Early in 2020, local reports and the Division of Substance Abuse and Mental Health in Utah could not accurately say how many overdoses the state would have by the end of that year. However, a combination of heroin and prescription drug overdoses would likely place the number of overdose deaths similar to 2019. However, alcohol and other drugs contributed to the problems the state experienced during the pandemic. Many hospitals in the state reported increases in people coming to emergency for alcohol poisoning.
In addition, fentanyl continues to be a problem in the state. Despite overdose deaths holding steady, the percentage of those connected to fentanyl in 2020 increased significantly. In 2019, fentanyl accounted for 11% of deaths, and this jumped to 23% in 2020. Experts report that fentanyl-related deaths are in combination with another substance. The state managed to stop most local production of methamphetamine, but it is being brought in from other states. In addition, the COVID-19 pandemic made it more difficult for many Utah residents to get the help they need.
The pandemic changed the way that many people got sober, and it impacted those in recovery. People began to misuse drugs and alcohol to cope with stress, job loss, financial worry, and the stress of the pandemic. Unfortunately, opioids continued to be a significant issue within the state. According to the CDC, in Utah, from November 2019 to 2020, the state saw a 7.5% increase in drug overdose-related deaths. Before the pandemic, overdose numbers had stabilized. Unfortunately, the COVID-19 complications increased the severity of the opioid crisis.
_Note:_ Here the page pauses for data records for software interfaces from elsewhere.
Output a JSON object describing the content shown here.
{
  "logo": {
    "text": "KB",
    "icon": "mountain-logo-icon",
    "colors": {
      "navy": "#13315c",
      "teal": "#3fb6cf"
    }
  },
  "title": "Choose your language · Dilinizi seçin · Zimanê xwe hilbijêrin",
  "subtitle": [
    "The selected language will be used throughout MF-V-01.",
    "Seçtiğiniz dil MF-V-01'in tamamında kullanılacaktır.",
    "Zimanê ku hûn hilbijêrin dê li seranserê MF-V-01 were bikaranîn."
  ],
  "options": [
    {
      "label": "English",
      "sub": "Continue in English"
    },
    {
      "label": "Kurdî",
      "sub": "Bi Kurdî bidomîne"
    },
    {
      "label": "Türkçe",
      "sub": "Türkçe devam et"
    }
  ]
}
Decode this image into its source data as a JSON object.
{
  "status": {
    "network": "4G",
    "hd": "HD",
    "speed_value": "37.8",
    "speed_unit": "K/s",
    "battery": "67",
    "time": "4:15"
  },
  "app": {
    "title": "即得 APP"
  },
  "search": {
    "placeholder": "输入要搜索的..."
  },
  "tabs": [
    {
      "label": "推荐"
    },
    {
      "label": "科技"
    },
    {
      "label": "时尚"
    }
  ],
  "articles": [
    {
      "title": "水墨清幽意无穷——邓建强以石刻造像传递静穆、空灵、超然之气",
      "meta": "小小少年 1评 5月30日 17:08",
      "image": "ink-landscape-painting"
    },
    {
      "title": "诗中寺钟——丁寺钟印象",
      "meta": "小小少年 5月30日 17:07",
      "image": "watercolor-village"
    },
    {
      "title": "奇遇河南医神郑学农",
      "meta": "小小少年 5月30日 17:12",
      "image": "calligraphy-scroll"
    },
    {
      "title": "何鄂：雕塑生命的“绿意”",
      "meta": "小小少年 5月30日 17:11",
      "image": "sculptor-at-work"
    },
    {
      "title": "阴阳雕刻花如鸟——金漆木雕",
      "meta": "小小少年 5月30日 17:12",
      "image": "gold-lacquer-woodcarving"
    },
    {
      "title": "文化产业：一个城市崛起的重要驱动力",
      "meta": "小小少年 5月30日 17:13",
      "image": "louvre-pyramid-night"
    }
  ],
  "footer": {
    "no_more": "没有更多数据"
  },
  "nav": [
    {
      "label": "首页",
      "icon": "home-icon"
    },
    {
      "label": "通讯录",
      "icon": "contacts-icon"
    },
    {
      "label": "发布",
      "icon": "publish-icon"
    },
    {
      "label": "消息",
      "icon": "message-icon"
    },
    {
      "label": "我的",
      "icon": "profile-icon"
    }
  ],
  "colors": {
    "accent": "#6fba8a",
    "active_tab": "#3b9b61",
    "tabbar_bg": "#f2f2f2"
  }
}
Utah Was Making Headway Against Opioids Before the Pandemic
The number of opioid-related deaths in the state began to decline before the pandemic over on a five-year trend. The state ranked in the top ten in the nation for overdose deaths over the past ten years. Utah opioid deaths outpaced deaths due to firearms falls and motor vehicle crashes. The state averages 20.3 opioid deaths per 100,000 population. The largest numbers occur in Carbon, Emery, Duchesne, Juab, Weber, Salt Lake, and Tooele Counties. In 2018, there were 437 drug overdose deaths involving opioids.
Additionally, in Utah, 80% of heroin users started with prescription opioids. Between 2000, and 2015 the state experienced a 400% increase in deaths due to prescription drugs. The COVID-19 pandemic made everything significantly worse. A large percentage of the opioid overdoses in Utah are attributed to fentanyl-laced heroin. Overdose emergency calls began to increase in May 2020. In August, emergency responders attended close to 300 suspected overdoses in a single week—a three-year high for the state. Heroin-laced fentanyl, also known as the hulk because of its green tint, is responsible for numerous overdose deaths in the state.
COVID 19 Impact on Mental and Behavioral Health in Utah
The COVID-19 pandemic had a significant impact on the mental and behavioral health in the state. Unfortunately, this led to substance abuse, suicide ideation, alcohol abuse, and mental health problems. According to a COVID mental health report for Utah, reports of suicide ideation and attempt remained stable through the pre-covid period and during the initial part of the pandemic.
The number of suicide deaths did not increase in the first 39 weeks of 2020. The number of drug overdoses reported to emergency departments remained stable through the first 50 weeks of 2020. Fatal drug overdoses remained steady through the first 39 weeks of 2020. In addition, the number of alcohol-related emergency department visits was stable in the first 50 weeks of 2020. The report also indicated there was a modest decrease in the number of prescription medications filled in the first 50 weeks of 2020. Calls to the suicide prevention crisis line increased throughout the first ten months of 2020